About this exercise
Word for word, restate each entry that appears below.

(Interface dataset entries)
Segment Open

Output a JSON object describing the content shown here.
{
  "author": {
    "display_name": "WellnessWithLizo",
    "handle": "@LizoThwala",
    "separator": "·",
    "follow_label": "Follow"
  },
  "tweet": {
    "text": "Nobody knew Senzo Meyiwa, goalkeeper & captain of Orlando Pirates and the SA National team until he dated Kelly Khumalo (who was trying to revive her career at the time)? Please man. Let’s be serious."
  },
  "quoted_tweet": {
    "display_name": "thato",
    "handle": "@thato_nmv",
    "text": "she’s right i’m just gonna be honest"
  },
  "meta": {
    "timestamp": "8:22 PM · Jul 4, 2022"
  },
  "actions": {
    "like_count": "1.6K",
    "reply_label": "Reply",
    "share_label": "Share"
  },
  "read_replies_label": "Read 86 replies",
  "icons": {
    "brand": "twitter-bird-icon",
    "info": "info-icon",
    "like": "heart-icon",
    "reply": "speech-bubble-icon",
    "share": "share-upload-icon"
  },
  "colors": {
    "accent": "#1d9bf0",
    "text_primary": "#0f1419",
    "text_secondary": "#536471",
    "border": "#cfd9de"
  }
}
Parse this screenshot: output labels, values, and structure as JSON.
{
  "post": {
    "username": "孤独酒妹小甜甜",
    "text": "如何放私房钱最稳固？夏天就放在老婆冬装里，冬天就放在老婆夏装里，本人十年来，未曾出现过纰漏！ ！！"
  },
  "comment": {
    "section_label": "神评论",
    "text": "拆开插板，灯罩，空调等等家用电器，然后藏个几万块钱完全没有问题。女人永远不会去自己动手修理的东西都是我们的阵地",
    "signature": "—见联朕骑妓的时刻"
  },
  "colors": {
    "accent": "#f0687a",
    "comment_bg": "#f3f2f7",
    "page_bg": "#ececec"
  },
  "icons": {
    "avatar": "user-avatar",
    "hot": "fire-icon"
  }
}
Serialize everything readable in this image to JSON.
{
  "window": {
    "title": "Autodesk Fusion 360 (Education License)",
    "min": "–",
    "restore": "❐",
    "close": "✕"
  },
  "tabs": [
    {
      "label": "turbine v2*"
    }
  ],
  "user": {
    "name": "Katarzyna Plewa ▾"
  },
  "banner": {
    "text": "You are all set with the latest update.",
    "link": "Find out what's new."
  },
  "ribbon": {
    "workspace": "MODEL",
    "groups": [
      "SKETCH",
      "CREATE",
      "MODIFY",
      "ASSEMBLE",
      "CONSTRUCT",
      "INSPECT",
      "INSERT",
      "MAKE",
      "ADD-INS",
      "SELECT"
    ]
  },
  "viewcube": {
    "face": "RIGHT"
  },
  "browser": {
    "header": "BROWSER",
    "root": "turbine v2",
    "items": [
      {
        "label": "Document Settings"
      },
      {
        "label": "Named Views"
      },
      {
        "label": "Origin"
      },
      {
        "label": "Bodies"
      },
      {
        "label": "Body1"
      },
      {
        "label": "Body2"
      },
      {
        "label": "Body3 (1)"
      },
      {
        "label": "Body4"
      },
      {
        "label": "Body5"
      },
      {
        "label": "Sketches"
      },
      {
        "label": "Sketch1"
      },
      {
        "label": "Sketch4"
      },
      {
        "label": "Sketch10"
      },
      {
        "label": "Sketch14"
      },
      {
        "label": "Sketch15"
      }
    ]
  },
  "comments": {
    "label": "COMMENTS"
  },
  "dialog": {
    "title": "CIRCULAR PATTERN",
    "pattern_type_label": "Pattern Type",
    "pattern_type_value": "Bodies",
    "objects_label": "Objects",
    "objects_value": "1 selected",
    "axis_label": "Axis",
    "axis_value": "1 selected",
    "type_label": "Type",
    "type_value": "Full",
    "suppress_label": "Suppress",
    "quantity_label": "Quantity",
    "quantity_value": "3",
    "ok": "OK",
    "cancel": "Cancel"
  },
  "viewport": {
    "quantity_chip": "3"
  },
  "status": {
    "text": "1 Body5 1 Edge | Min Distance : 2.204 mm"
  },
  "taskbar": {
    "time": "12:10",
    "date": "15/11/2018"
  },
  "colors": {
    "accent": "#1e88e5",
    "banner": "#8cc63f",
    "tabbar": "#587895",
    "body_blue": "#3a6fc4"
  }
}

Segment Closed

Result of the exercise
Output a JSON object describing the content shown here.
{
  "author": {
    "display_name": "WellnessWithLizo",
    "handle": "@LizoThwala",
    "separator": "·",
    "follow_label": "Follow"
  },
  "tweet": {
    "text": "Nobody knew Senzo Meyiwa, goalkeeper & captain of Orlando Pirates and the SA National team until he dated Kelly Khumalo (who was trying to revive her career at the time)? Please man. Let’s be serious."
  },
  "quoted_tweet": {
    "display_name": "thato",
    "handle": "@thato_nmv",
    "text": "she’s right i’m just gonna be honest"
  },
  "meta": {
    "timestamp": "8:22 PM · Jul 4, 2022"
  },
  "actions": {
    "like_count": "1.6K",
    "reply_label": "Reply",
    "share_label": "Share"
  },
  "read_replies_label": "Read 86 replies",
  "icons": {
    "brand": "twitter-bird-icon",
    "info": "info-icon",
    "like": "heart-icon",
    "reply": "speech-bubble-icon",
    "share": "share-upload-icon"
  },
  "colors": {
    "accent": "#1d9bf0",
    "text_primary": "#0f1419",
    "text_secondary": "#536471",
    "border": "#cfd9de"
  }
}
Parse this screenshot: output labels, values, and structure as JSON.
{
  "post": {
    "username": "孤独酒妹小甜甜",
    "text": "如何放私房钱最稳固？夏天就放在老婆冬装里，冬天就放在老婆夏装里，本人十年来，未曾出现过纰漏！ ！！"
  },
  "comment": {
    "section_label": "神评论",
    "text": "拆开插板，灯罩，空调等等家用电器，然后藏个几万块钱完全没有问题。女人永远不会去自己动手修理的东西都是我们的阵地",
    "signature": "—见联朕骑妓的时刻"
  },
  "colors": {
    "accent": "#f0687a",
    "comment_bg": "#f3f2f7",
    "page_bg": "#ececec"
  },
  "icons": {
    "avatar": "user-avatar",
    "hot": "fire-icon"
  }
}
Serialize everything readable in this image to JSON.
{
  "window": {
    "title": "Autodesk Fusion 360 (Education License)",
    "min": "–",
    "restore": "❐",
    "close": "✕"
  },
  "tabs": [
    {
      "label": "turbine v2*"
    }
  ],
  "user": {
    "name": "Katarzyna Plewa ▾"
  },
  "banner": {
    "text": "You are all set with the latest update.",
    "link": "Find out what's new."
  },
  "ribbon": {
    "workspace": "MODEL",
    "groups": [
      "SKETCH",
      "CREATE",
      "MODIFY",
      "ASSEMBLE",
      "CONSTRUCT",
      "INSPECT",
      "INSERT",
      "MAKE",
      "ADD-INS",
      "SELECT"
    ]
  },
  "viewcube": {
    "face": "RIGHT"
  },
  "browser": {
    "header": "BROWSER",
    "root": "turbine v2",
    "items": [
      {
        "label": "Document Settings"
      },
      {
        "label": "Named Views"
      },
      {
        "label": "Origin"
      },
      {
        "label": "Bodies"
      },
      {
        "label": "Body1"
      },
      {
        "label": "Body2"
      },
      {
        "label": "Body3 (1)"
      },
      {
        "label": "Body4"
      },
      {
        "label": "Body5"
      },
      {
        "label": "Sketches"
      },
      {
        "label": "Sketch1"
      },
      {
        "label": "Sketch4"
      },
      {
        "label": "Sketch10"
      },
      {
        "label": "Sketch14"
      },
      {
        "label": "Sketch15"
      }
    ]
  },
  "comments": {
    "label": "COMMENTS"
  },
  "dialog": {
    "title": "CIRCULAR PATTERN",
    "pattern_type_label": "Pattern Type",
    "pattern_type_value": "Bodies",
    "objects_label": "Objects",
    "objects_value": "1 selected",
    "axis_label": "Axis",
    "axis_value": "1 selected",
    "type_label": "Type",
    "type_value": "Full",
    "suppress_label": "Suppress",
    "quantity_label": "Quantity",
    "quantity_value": "3",
    "ok": "OK",
    "cancel": "Cancel"
  },
  "viewport": {
    "quantity_chip": "3"
  },
  "status": {
    "text": "1 Body5 1 Edge | Min Distance : 2.204 mm"
  },
  "taskbar": {
    "time": "12:10",
    "date": "15/11/2018"
  },
  "colors": {
    "accent": "#1e88e5",
    "banner": "#8cc63f",
    "tabbar": "#587895",
    "body_blue": "#3a6fc4"
  }
}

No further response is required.